Count the lines in the records beneath this task that contain the string "name", then give the count by itself.

Page and application data records:
--------------------------------

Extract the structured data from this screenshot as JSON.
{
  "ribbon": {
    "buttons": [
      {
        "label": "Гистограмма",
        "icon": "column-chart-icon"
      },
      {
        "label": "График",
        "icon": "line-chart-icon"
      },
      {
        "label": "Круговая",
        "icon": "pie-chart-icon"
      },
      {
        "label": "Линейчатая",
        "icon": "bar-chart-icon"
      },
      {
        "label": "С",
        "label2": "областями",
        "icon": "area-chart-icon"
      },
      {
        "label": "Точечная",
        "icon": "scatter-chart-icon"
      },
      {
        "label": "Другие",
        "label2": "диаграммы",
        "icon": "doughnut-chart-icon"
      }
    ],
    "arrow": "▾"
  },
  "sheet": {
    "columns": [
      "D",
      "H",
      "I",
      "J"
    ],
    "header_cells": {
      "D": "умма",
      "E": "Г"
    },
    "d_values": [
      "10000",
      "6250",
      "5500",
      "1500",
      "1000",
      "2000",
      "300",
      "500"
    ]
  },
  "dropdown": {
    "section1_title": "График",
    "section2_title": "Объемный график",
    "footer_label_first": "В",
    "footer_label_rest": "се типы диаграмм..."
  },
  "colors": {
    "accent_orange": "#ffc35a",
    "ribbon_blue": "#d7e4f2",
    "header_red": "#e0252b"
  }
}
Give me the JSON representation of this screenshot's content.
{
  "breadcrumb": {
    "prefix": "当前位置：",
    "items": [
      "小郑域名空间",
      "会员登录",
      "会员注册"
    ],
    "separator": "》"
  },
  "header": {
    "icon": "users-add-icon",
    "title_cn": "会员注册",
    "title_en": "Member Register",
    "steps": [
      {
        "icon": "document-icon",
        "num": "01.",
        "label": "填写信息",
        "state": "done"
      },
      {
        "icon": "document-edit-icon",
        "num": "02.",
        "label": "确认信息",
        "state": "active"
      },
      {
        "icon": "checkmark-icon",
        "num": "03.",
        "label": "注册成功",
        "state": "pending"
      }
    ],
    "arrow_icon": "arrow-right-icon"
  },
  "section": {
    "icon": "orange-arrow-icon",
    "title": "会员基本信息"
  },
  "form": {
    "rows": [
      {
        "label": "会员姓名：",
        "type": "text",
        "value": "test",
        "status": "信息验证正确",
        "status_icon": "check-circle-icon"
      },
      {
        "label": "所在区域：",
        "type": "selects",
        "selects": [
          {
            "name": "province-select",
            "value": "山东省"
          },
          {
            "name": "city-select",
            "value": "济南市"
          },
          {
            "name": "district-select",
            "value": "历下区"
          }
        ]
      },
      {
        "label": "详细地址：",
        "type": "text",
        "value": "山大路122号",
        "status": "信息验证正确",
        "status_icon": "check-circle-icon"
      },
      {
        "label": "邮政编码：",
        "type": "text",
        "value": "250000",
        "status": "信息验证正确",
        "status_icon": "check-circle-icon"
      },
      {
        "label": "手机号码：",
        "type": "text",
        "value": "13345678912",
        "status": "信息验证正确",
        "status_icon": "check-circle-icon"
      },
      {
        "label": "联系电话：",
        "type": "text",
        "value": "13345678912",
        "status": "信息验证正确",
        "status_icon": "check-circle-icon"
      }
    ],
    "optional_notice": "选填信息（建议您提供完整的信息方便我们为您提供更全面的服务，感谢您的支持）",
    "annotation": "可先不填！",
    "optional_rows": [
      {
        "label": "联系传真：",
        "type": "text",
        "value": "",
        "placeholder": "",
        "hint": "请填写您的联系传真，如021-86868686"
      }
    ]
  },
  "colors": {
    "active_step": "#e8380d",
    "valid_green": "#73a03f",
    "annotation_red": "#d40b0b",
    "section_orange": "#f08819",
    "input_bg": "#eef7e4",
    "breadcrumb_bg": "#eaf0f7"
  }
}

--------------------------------

Output of the exercise
3